- _WHAT TO PRODUCE_: All lines in the material below that contain "zoom" should be located and copied.

+++++

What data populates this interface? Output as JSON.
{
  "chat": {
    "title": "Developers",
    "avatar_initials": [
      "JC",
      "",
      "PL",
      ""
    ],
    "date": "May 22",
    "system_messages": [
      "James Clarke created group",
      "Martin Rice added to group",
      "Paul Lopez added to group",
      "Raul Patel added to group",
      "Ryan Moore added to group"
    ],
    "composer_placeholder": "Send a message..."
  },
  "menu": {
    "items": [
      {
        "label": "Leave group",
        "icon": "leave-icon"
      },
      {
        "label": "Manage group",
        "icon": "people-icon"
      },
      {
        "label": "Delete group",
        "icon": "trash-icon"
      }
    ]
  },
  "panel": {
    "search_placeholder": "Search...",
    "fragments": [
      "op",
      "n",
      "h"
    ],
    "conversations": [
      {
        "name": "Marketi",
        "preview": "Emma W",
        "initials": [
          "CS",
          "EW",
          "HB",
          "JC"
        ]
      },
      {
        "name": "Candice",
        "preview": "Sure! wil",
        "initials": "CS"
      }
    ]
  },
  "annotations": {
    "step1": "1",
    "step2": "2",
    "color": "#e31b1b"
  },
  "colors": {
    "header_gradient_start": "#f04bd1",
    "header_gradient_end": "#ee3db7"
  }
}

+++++

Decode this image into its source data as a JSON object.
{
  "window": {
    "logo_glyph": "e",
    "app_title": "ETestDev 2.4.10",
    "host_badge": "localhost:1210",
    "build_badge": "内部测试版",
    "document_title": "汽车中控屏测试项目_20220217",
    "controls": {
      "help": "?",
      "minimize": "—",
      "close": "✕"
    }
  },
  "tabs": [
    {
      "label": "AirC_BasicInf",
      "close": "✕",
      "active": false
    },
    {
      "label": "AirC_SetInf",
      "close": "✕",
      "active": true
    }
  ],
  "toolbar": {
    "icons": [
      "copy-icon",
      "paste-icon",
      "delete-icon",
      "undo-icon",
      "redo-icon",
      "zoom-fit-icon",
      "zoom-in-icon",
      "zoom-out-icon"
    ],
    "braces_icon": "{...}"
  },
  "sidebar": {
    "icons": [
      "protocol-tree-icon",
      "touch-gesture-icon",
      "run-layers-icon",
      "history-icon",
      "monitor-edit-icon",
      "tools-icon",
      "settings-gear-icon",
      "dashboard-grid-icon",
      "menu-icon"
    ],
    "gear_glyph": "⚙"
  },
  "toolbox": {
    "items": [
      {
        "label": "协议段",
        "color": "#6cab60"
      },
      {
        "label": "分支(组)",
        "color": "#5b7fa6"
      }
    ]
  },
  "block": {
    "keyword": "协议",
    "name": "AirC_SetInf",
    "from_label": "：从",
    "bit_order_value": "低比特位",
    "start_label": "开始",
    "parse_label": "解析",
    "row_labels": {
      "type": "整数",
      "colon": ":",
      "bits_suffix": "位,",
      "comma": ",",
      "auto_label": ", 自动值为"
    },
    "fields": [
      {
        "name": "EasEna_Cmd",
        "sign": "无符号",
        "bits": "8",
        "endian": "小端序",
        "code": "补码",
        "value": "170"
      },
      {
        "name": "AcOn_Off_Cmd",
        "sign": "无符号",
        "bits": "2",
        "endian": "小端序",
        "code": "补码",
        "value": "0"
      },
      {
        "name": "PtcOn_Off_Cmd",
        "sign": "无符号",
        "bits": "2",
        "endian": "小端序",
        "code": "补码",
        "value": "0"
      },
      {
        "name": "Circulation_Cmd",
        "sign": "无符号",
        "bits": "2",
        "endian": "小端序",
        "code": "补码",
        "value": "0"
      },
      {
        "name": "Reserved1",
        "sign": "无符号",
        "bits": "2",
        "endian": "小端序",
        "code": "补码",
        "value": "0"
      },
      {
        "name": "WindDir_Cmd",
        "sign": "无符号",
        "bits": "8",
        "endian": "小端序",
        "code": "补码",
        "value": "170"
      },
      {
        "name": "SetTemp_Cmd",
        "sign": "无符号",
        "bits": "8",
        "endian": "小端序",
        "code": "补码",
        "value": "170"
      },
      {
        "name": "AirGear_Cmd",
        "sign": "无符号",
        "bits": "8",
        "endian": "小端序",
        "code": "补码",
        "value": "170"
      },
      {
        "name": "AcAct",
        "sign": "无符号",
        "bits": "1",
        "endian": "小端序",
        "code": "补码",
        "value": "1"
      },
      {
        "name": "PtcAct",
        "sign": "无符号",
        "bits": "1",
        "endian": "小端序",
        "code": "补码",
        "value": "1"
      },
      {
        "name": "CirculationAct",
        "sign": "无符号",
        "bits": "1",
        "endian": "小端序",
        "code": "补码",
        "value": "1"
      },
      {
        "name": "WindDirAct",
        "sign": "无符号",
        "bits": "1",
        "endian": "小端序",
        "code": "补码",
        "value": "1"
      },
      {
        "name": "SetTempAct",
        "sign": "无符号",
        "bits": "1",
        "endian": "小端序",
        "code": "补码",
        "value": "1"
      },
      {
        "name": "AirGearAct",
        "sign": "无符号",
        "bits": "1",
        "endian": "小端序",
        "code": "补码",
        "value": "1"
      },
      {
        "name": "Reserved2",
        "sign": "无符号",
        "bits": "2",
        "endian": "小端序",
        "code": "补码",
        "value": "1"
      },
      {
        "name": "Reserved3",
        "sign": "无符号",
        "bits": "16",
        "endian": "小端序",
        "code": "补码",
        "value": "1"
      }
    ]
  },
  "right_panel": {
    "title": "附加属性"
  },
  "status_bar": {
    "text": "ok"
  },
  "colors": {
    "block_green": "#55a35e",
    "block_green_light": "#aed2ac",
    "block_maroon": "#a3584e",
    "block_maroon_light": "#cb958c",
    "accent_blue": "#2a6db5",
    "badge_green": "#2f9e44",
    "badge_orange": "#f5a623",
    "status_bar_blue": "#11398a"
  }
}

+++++

- _THE ANSWER_:
      "zoom-fit-icon",
      "zoom-in-icon",
      "zoom-out-icon"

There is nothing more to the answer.